Of course, not all dogs develop side effects, but the possibility is there, so if you decide to put your older dog on Proin® watch out for the symptoms described above.
Natural Remedies for Old Dog Urinary Incontinence
If you are not so sure about giving your dog a conventional medicine to control her leakage, consider using natural supplements, such as herbal remedies, first.
Here are two products to compare:
Canine Bladder Control
by Only Natural Pet (90 tablets $29.99)
Bladder Strength Tablet for Dogs
by VetriScience Laboratories (90 tablets $15.74)
These two products have quite a few active ingredients that are the same, but VetriScience’s product has one ingredient that I don’t like: soy protein.
Granted, soy protein is often used in supplements (for people) for their isoflavones, which are plant compounds with estrogen-like activities.
But the thing is, according to some holistic vets (such as Dr. Karen Becker) and pet nutritionists, soy protein is not a healthy ingredient for dogs.
Soy protein may suppress the thyroid glands’ ability to produce thyroid hormones, so it may cause hypothyroidism in dogs.
As you may know, older dogs are already more prone to hypothyroidism.

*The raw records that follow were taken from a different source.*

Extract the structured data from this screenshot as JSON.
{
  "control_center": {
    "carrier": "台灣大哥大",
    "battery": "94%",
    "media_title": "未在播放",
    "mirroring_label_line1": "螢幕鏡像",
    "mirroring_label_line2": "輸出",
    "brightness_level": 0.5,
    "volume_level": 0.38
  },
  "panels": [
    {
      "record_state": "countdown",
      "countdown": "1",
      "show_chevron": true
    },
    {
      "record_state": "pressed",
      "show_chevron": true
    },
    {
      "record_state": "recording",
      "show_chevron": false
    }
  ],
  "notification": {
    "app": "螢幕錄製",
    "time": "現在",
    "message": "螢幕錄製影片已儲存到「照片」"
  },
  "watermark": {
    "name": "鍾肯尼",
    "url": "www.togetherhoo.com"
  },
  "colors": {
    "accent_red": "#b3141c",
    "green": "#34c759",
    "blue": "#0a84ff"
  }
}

If they also take a supplement that contains soy protein day in and day out, the risk of developing hypothyroidism may increase.
Now if you look at the active ingredients in Canine Bladder Control supplement by Only Natural Pet, you will find only safe herbs for dogs. More importantly, their choice of herbs for incontinence is spot-on.
Corn silk, saw palmetto, and marshmallow are tonic herbs that help support and strengthen the bladder sphincters and urinary smooth muscle tissues.
Wild yam and Dong quai supply estrogen-like compounds, while cranberry helps normalize urine pH and prevent UTIs and stone formation. Olive leaf also helps prevent infections as it has powerful antibacterial properties.
Pumpkin seed extract has cleansing action that supports bladder health, and Rehmannia root supports the kidneys and is widely used in Asia for urinary incontinence.
So… although Only Natural Pet’s supplement is a tad more expensive than Vetri-Science’s, I would opt for ONP’s Canine Bladder Control.
Other Products for Old Dog Urinary Incontinence
If your old dog is leaky and has accidents in the house, you may want to get a diaper for him.
I can almost see your dog roll his eyes and hear him say, “No way will I wear something as humiliating as a diaper!”
I know, it’s kind of embarrassing to say the least, but hey, think of it as a new fashion statement!
There are of course disposable doggie diapers, but I know you love the environment, right?
So how about getting some cute, colorful washable diapers for your dog?
Incontinent dogs should be kept clean to prevent bacterial growth and infections, so don’t forget to get some of these wipes to clean your dog up after an accident:
These wipes are environmentally friendly – they are made from sustainably harvested bamboo base, which allows the wipes to break down quickly. They are also hypoallergenic and are completely free of parabens, alcohol, fragrances, chlorine, and harsh chemicals.
If your incontinent dog wets her bed, it is of course uncomfortable for the dog, and skin issues may occur if she lies in her own pee for a long time.
Here is a bed that may solve the problem:
The bed has a rinsable mesh that allows urine to pass through and down to the tray underneath the bed, so the dog remains dry while sleeping.
Now that your dog is clean, time to consider cleaning up the mess!
Here is a good product for removing urine stain and odor:
What I like about this product is, it is pet friendly – it doesn’t contain bleach or other harsh chemicals. It utilizes natural enzymatic bacteria to literally “eat and digest” away organic matter and ammonia crystals that cause the stain and stink.
Don’t Blame the Dog!
Remember, your dog doesn’t want to mess up your white carpet, and he feels bad and stressed enough for not knowing why he is having all these accidents in the house. So don’t get angry at your dog and NEVER punish your dog for his incontinence.
I know, I know, you knew that already but I’m saying this just in case. It’s easy to get frustrated if accidents keep happening, right?